When Fox Sports head Eric Shanks attended last month's Major League Baseball owners meeting, he did more than pass along good tidings from his boss. He brought the man himself, Lachlan Murdoch.
Like his billionaire father Rupert, Murdoch knows commissioners and owners are integral to his vision for the company, which is charting a new course after a blockbuster deal with Walt Disney Co. The meeting was a chance to show Fox's loyalty to baseball at a time of flux, Shanks said.
"That's how you build a successful business," he said in an interview. "The strategy is actually putting the effort into -- and making sure -- every one of your partners knows how important they are."
It's nearly impossible to overstate the importance of professional sports to New Fox, the company that'll be left after 21st Century Fox Inc. completes the sale of its entertainment assets to Disney next year.
Decades after Rupert Murdoch used NFL games to draw an audience to his fledgling media company, New Fox is banking on what Shanks called a "foundation of predictability" that sports can provide.
Even with its carousel of controversies, professional football still draws the biggest audiences on TV. NFL games have accounted for 47 of the top 50 most-watched telecasts since the start of the season. That's enough for Shanks.
"If we sat here today and had just done a 20-year NFL renewal -- and you asked me what's on the top of my mind -- it would be renewing the NFL in 21 years," he said.
Fox completed its first season of "Thursday Night Football" this past week, with higher ratings than last year when the show was on other networks. Key for Fox, which also shows the NFL on Sundays -- and college games on Saturdays -- is that football is played during what Shanks called the most valuable part of the year.
"We wanted Fox to be top-of-mind and to garner the most attention in that time frame because that's when advertisers are spending more," he said. "Consumers are spending more."
The company owns the rights to other events and leagues, including World Wrestling Entertainment, which signed a five-year deal in June to put "SmackDown Live" on Fox Friday nights. Besides the World Cup and Major League Soccer, college basketball and Nascar, the network also shows bowling and Premier Boxing Champions, which is sometimes offered via pay-per-view.
While sports draw a big audience in a coveted demographic, the rights are costly and getting more so. Fox agreed to pay at least $5 billion for a seven-year extension of its deal with Major League Baseball, a 36 percent average annual increase.
"Not every sport is created equal," Shanks said. Some of the sports may not be able to command those increases in the future.
The NFL may be a persistent exception. The league reaps about $3.1 billion a year from its deals with CBS Corp., NBC and Fox. And newcomers such as Amazon.com Inc., Facebook Inc. and Twitter Inc. have embraced the sport as well.
Netflix Inc., which has so far sat out the gold rush for digital sports rights, had praise for Shanks's vision.

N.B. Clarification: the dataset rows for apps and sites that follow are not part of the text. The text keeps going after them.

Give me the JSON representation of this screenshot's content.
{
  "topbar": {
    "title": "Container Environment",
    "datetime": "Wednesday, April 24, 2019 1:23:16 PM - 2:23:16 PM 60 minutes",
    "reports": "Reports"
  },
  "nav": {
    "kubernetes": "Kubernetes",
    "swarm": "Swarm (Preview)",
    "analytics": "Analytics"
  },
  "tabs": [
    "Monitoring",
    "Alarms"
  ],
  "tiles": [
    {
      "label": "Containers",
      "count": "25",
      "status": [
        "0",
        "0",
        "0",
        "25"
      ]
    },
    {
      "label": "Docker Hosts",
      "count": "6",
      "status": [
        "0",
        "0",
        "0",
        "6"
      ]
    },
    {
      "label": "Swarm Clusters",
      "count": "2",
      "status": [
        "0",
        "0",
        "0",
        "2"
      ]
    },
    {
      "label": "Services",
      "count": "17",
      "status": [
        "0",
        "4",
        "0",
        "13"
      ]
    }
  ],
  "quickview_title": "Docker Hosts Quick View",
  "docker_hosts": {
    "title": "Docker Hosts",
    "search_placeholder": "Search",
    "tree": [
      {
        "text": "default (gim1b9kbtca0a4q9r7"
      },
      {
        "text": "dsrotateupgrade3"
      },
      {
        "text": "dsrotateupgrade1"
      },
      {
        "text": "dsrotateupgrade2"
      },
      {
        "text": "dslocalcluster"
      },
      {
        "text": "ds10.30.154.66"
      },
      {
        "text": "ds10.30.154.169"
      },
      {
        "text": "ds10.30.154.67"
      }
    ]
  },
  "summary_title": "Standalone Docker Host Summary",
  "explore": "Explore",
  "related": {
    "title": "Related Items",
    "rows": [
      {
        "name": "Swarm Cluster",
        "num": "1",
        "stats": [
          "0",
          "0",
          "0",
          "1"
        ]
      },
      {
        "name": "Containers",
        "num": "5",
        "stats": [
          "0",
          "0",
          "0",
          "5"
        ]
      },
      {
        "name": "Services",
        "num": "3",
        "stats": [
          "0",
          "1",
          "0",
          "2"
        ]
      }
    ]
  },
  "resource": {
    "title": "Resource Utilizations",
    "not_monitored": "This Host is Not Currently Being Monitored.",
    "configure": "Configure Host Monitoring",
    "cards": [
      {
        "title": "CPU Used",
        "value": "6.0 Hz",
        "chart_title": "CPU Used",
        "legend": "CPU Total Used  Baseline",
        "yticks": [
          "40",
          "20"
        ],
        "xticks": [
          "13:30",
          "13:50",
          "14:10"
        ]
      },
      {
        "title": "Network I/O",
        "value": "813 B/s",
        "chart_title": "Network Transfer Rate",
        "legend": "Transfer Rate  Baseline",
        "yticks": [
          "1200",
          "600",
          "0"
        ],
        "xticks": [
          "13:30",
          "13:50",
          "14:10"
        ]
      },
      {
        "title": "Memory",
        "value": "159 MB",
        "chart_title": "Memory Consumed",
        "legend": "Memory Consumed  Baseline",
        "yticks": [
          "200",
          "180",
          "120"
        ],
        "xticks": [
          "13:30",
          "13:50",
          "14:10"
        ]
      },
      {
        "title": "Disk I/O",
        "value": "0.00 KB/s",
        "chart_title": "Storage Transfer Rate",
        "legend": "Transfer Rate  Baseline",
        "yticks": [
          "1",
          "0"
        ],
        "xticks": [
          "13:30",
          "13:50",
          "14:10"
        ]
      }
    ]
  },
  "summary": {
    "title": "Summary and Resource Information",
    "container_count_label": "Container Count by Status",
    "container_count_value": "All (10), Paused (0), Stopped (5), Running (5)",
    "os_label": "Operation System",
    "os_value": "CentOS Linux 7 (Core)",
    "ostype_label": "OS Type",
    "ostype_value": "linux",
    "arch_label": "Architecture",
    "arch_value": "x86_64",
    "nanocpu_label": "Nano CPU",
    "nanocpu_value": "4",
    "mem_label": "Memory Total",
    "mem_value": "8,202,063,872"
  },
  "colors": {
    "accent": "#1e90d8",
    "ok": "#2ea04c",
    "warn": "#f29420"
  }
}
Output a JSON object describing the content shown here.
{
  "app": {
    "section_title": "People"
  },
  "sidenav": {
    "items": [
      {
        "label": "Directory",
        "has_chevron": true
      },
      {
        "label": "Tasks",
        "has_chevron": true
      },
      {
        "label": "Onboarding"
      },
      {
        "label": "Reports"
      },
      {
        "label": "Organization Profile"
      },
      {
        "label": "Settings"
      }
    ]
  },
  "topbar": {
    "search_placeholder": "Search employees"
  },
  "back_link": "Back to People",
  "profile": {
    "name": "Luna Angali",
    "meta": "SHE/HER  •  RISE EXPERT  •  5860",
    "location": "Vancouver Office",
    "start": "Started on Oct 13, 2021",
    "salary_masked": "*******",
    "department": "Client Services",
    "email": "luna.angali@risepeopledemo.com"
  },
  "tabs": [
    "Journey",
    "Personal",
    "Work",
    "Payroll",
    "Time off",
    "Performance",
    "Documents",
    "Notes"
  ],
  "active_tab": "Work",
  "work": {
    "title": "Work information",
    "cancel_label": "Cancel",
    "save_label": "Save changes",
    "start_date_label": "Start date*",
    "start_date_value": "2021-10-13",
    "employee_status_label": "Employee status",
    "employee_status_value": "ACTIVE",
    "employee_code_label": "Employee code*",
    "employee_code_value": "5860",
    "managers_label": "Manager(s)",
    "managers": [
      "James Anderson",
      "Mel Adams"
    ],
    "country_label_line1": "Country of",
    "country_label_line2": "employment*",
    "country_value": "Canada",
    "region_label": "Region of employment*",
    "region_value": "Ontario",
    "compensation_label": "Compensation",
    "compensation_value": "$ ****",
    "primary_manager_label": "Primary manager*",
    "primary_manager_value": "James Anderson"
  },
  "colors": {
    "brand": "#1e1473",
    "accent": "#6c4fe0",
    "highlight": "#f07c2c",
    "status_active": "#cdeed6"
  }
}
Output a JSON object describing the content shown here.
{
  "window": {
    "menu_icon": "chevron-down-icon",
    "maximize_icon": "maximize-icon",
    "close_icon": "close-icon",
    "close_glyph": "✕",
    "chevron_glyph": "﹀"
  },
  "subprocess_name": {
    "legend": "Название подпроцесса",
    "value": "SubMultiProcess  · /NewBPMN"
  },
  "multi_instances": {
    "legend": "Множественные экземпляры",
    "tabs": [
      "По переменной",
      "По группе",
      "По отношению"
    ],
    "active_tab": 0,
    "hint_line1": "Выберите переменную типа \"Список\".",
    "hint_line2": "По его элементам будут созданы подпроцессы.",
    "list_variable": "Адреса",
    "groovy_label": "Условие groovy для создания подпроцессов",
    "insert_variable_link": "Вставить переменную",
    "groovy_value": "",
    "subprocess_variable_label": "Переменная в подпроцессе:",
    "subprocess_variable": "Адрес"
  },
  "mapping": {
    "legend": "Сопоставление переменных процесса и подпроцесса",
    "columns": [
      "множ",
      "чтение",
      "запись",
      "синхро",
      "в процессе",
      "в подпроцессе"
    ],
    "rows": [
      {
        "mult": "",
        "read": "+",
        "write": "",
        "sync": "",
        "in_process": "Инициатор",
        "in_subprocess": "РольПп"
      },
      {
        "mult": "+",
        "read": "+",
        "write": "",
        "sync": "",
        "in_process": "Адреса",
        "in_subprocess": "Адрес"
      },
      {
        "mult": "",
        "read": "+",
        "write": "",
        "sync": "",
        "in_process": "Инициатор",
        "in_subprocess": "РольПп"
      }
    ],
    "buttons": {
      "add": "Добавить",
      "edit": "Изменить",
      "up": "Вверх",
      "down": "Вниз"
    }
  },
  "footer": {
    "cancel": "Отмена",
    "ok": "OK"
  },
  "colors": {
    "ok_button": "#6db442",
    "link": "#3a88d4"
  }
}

"New Fox appears to have a great strategy, which is to focus on large simultaneous-viewing sports and news," the company said in its last quarterly earnings report. "These content areas are not transformed by on-demand viewing and personalization in the way that TV series and movies are, so they are more resistant to the rise of the internet."
There's one big question mark in the future of Fox Sports. As part of its $71 billion Fox deal, Disney has agreed to unload the company's 22 regional sports networks, or RSNs, a move to placate regulators. It's not yet clear who will acquire the networks, and it's possible that some may wind up back at New Fox.
Bankers suggest the RSNs may be worth as much as $20 billion, supporting the value proposition of live sports.
Shanks said the biggest risk in his strategy would come from folks opting out of live television.
"The trends," he said, "are the opposite way."
-- Bloomberg News